What you will do: Leaving the pictures aside, repeat every line below exactly.

(App and web page records)
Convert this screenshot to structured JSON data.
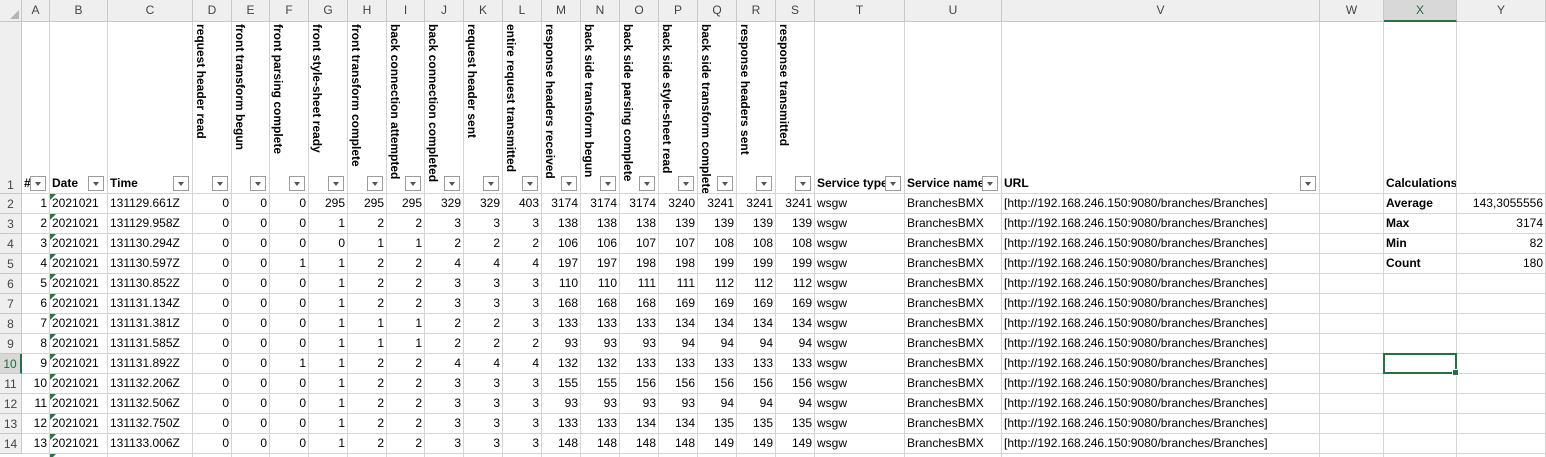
{
  "columns": [
    "A",
    "B",
    "C",
    "D",
    "E",
    "F",
    "G",
    "H",
    "I",
    "J",
    "K",
    "L",
    "M",
    "N",
    "O",
    "P",
    "Q",
    "R",
    "S",
    "T",
    "U",
    "V",
    "W",
    "X",
    "Y"
  ],
  "row_numbers": [
    "1",
    "2",
    "3",
    "4",
    "5",
    "6",
    "7",
    "8",
    "9",
    "10",
    "11",
    "12",
    "13",
    "14"
  ],
  "selected_column": "X",
  "selected_row": "10",
  "headers": {
    "A": "#",
    "B": "Date",
    "C": "Time",
    "D": "request header read",
    "E": "front transform begun",
    "F": "front parsing complete",
    "G": "front style-sheet ready",
    "H": "front transform complete",
    "I": "back connection attempted",
    "J": "back connection completed",
    "K": "request header sent",
    "L": "entire request transmitted",
    "M": "response headers received",
    "N": "back side transform begun",
    "O": "back side parsing complete",
    "P": "back side style-sheet read",
    "Q": "back side transform complete",
    "R": "response headers sent",
    "S": "response transmitted",
    "T": "Service type",
    "U": "Service name",
    "V": "URL",
    "X": "Calculations"
  },
  "rows": [
    [
      "1",
      "2021021",
      "131129.661Z",
      "0",
      "0",
      "0",
      "295",
      "295",
      "295",
      "329",
      "329",
      "403",
      "3174",
      "3174",
      "3174",
      "3240",
      "3241",
      "3241",
      "3241",
      "wsgw",
      "BranchesBMX",
      "[http://192.168.246.150:9080/branches/Branches]"
    ],
    [
      "2",
      "2021021",
      "131129.958Z",
      "0",
      "0",
      "0",
      "1",
      "2",
      "2",
      "3",
      "3",
      "3",
      "138",
      "138",
      "138",
      "139",
      "139",
      "139",
      "139",
      "wsgw",
      "BranchesBMX",
      "[http://192.168.246.150:9080/branches/Branches]"
    ],
    [
      "3",
      "2021021",
      "131130.294Z",
      "0",
      "0",
      "0",
      "0",
      "1",
      "1",
      "2",
      "2",
      "2",
      "106",
      "106",
      "107",
      "107",
      "108",
      "108",
      "108",
      "wsgw",
      "BranchesBMX",
      "[http://192.168.246.150:9080/branches/Branches]"
    ],
    [
      "4",
      "2021021",
      "131130.597Z",
      "0",
      "0",
      "1",
      "1",
      "2",
      "2",
      "4",
      "4",
      "4",
      "197",
      "197",
      "198",
      "198",
      "199",
      "199",
      "199",
      "wsgw",
      "BranchesBMX",
      "[http://192.168.246.150:9080/branches/Branches]"
    ],
    [
      "5",
      "2021021",
      "131130.852Z",
      "0",
      "0",
      "0",
      "1",
      "2",
      "2",
      "3",
      "3",
      "3",
      "110",
      "110",
      "111",
      "111",
      "112",
      "112",
      "112",
      "wsgw",
      "BranchesBMX",
      "[http://192.168.246.150:9080/branches/Branches]"
    ],
    [
      "6",
      "2021021",
      "131131.134Z",
      "0",
      "0",
      "0",
      "1",
      "2",
      "2",
      "3",
      "3",
      "3",
      "168",
      "168",
      "168",
      "169",
      "169",
      "169",
      "169",
      "wsgw",
      "BranchesBMX",
      "[http://192.168.246.150:9080/branches/Branches]"
    ],
    [
      "7",
      "2021021",
      "131131.381Z",
      "0",
      "0",
      "0",
      "1",
      "1",
      "1",
      "2",
      "2",
      "3",
      "133",
      "133",
      "133",
      "134",
      "134",
      "134",
      "134",
      "wsgw",
      "BranchesBMX",
      "[http://192.168.246.150:9080/branches/Branches]"
    ],
    [
      "8",
      "2021021",
      "131131.585Z",
      "0",
      "0",
      "0",
      "1",
      "1",
      "1",
      "2",
      "2",
      "2",
      "93",
      "93",
      "93",
      "94",
      "94",
      "94",
      "94",
      "wsgw",
      "BranchesBMX",
      "[http://192.168.246.150:9080/branches/Branches]"
    ],
    [
      "9",
      "2021021",
      "131131.892Z",
      "0",
      "0",
      "1",
      "1",
      "2",
      "2",
      "4",
      "4",
      "4",
      "132",
      "132",
      "133",
      "133",
      "133",
      "133",
      "133",
      "wsgw",
      "BranchesBMX",
      "[http://192.168.246.150:9080/branches/Branches]"
    ],
    [
      "10",
      "2021021",
      "131132.206Z",
      "0",
      "0",
      "0",
      "1",
      "2",
      "2",
      "3",
      "3",
      "3",
      "155",
      "155",
      "156",
      "156",
      "156",
      "156",
      "156",
      "wsgw",
      "BranchesBMX",
      "[http://192.168.246.150:9080/branches/Branches]"
    ],
    [
      "11",
      "2021021",
      "131132.506Z",
      "0",
      "0",
      "0",
      "1",
      "2",
      "2",
      "3",
      "3",
      "3",
      "93",
      "93",
      "93",
      "93",
      "94",
      "94",
      "94",
      "wsgw",
      "BranchesBMX",
      "[http://192.168.246.150:9080/branches/Branches]"
    ],
    [
      "12",
      "2021021",
      "131132.750Z",
      "0",
      "0",
      "0",
      "1",
      "2",
      "2",
      "3",
      "3",
      "3",
      "133",
      "133",
      "134",
      "134",
      "135",
      "135",
      "135",
      "wsgw",
      "BranchesBMX",
      "[http://192.168.246.150:9080/branches/Branches]"
    ],
    [
      "13",
      "2021021",
      "131133.006Z",
      "0",
      "0",
      "0",
      "1",
      "2",
      "2",
      "3",
      "3",
      "3",
      "148",
      "148",
      "148",
      "148",
      "149",
      "149",
      "149",
      "wsgw",
      "BranchesBMX",
      "[http://192.168.246.150:9080/branches/Branches]"
    ]
  ],
  "calculations": [
    {
      "label": "Average",
      "value": "143,3055556"
    },
    {
      "label": "Max",
      "value": "3174"
    },
    {
      "label": "Min",
      "value": "82"
    },
    {
      "label": "Count",
      "value": "180"
    }
  ],
  "colors": {
    "accent": "#217346",
    "header_bg": "#efefef",
    "gridline": "#d4d4d4",
    "error_indicator": "#1f7a35"
  }
}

Task result:
Convert this screenshot to structured JSON data.
{
  "columns": [
    "A",
    "B",
    "C",
    "D",
    "E",
    "F",
    "G",
    "H",
    "I",
    "J",
    "K",
    "L",
    "M",
    "N",
    "O",
    "P",
    "Q",
    "R",
    "S",
    "T",
    "U",
    "V",
    "W",
    "X",
    "Y"
  ],
  "row_numbers": [
    "1",
    "2",
    "3",
    "4",
    "5",
    "6",
    "7",
    "8",
    "9",
    "10",
    "11",
    "12",
    "13",
    "14"
  ],
  "selected_column": "X",
  "selected_row": "10",
  "headers": {
    "A": "#",
    "B": "Date",
    "C": "Time",
    "D": "request header read",
    "E": "front transform begun",
    "F": "front parsing complete",
    "G": "front style-sheet ready",
    "H": "front transform complete",
    "I": "back connection attempted",
    "J": "back connection completed",
    "K": "request header sent",
    "L": "entire request transmitted",
    "M": "response headers received",
    "N": "back side transform begun",
    "O": "back side parsing complete",
    "P": "back side style-sheet read",
    "Q": "back side transform complete",
    "R": "response headers sent",
    "S": "response transmitted",
    "T": "Service type",
    "U": "Service name",
    "V": "URL",
    "X": "Calculations"
  },
  "rows": [
    [
      "1",
      "2021021",
      "131129.661Z",
      "0",
      "0",
      "0",
      "295",
      "295",
      "295",
      "329",
      "329",
      "403",
      "3174",
      "3174",
      "3174",
      "3240",
      "3241",
      "3241",
      "3241",
      "wsgw",
      "BranchesBMX",
      "[http://192.168.246.150:9080/branches/Branches]"
    ],
    [
      "2",
      "2021021",
      "131129.958Z",
      "0",
      "0",
      "0",
      "1",
      "2",
      "2",
      "3",
      "3",
      "3",
      "138",
      "138",
      "138",
      "139",
      "139",
      "139",
      "139",
      "wsgw",
      "BranchesBMX",
      "[http://192.168.246.150:9080/branches/Branches]"
    ],
    [
      "3",
      "2021021",
      "131130.294Z",
      "0",
      "0",
      "0",
      "0",
      "1",
      "1",
      "2",
      "2",
      "2",
      "106",
      "106",
      "107",
      "107",
      "108",
      "108",
      "108",
      "wsgw",
      "BranchesBMX",
      "[http://192.168.246.150:9080/branches/Branches]"
    ],
    [
      "4",
      "2021021",
      "131130.597Z",
      "0",
      "0",
      "1",
      "1",
      "2",
      "2",
      "4",
      "4",
      "4",
      "197",
      "197",
      "198",
      "198",
      "199",
      "199",
      "199",
      "wsgw",
      "BranchesBMX",
      "[http://192.168.246.150:9080/branches/Branches]"
    ],
    [
      "5",
      "2021021",
      "131130.852Z",
      "0",
      "0",
      "0",
      "1",
      "2",
      "2",
      "3",
      "3",
      "3",
      "110",
      "110",
      "111",
      "111",
      "112",
      "112",
      "112",
      "wsgw",
      "BranchesBMX",
      "[http://192.168.246.150:9080/branches/Branches]"
    ],
    [
      "6",
      "2021021",
      "131131.134Z",
      "0",
      "0",
      "0",
      "1",
      "2",
      "2",
      "3",
      "3",
      "3",
      "168",
      "168",
      "168",
      "169",
      "169",
      "169",
      "169",
      "wsgw",
      "BranchesBMX",
      "[http://192.168.246.150:9080/branches/Branches]"
    ],
    [
      "7",
      "2021021",
      "131131.381Z",
      "0",
      "0",
      "0",
      "1",
      "1",
      "1",
      "2",
      "2",
      "3",
      "133",
      "133",
      "133",
      "134",
      "134",
      "134",
      "134",
      "wsgw",
      "BranchesBMX",
      "[http://192.168.246.150:9080/branches/Branches]"
    ],
    [
      "8",
      "2021021",
      "131131.585Z",
      "0",
      "0",
      "0",
      "1",
      "1",
      "1",
      "2",
      "2",
      "2",
      "93",
      "93",
      "93",
      "94",
      "94",
      "94",
      "94",
      "wsgw",
      "BranchesBMX",
      "[http://192.168.246.150:9080/branches/Branches]"
    ],
    [
      "9",
      "2021021",
      "131131.892Z",
      "0",
      "0",
      "1",
      "1",
      "2",
      "2",
      "4",
      "4",
      "4",
      "132",
      "132",
      "133",
      "133",
      "133",
      "133",
      "133",
      "wsgw",
      "BranchesBMX",
      "[http://192.168.246.150:9080/branches/Branches]"
    ],
    [
      "10",
      "2021021",
      "131132.206Z",
      "0",
      "0",
      "0",
      "1",
      "2",
      "2",
      "3",
      "3",
      "3",
      "155",
      "155",
      "156",
      "156",
      "156",
      "156",
      "156",
      "wsgw",
      "BranchesBMX",
      "[http://192.168.246.150:9080/branches/Branches]"
    ],
    [
      "11",
      "2021021",
      "131132.506Z",
      "0",
      "0",
      "0",
      "1",
      "2",
      "2",
      "3",
      "3",
      "3",
      "93",
      "93",
      "93",
      "93",
      "94",
      "94",
      "94",
      "wsgw",
      "BranchesBMX",
      "[http://192.168.246.150:9080/branches/Branches]"
    ],
    [
      "12",
      "2021021",
      "131132.750Z",
      "0",
      "0",
      "0",
      "1",
      "2",
      "2",
      "3",
      "3",
      "3",
      "133",
      "133",
      "134",
      "134",
      "135",
      "135",
      "135",
      "wsgw",
      "BranchesBMX",
      "[http://192.168.246.150:9080/branches/Branches]"
    ],
    [
      "13",
      "2021021",
      "131133.006Z",
      "0",
      "0",
      "0",
      "1",
      "2",
      "2",
      "3",
      "3",
      "3",
      "148",
      "148",
      "148",
      "148",
      "149",
      "149",
      "149",
      "wsgw",
      "BranchesBMX",
      "[http://192.168.246.150:9080/branches/Branches]"
    ]
  ],
  "calculations": [
    {
      "label": "Average",
      "value": "143,3055556"
    },
    {
      "label": "Max",
      "value": "3174"
    },
    {
      "label": "Min",
      "value": "82"
    },
    {
      "label": "Count",
      "value": "180"
    }
  ],
  "colors": {
    "accent": "#217346",
    "header_bg": "#efefef",
    "gridline": "#d4d4d4",
    "error_indicator": "#1f7a35"
  }
}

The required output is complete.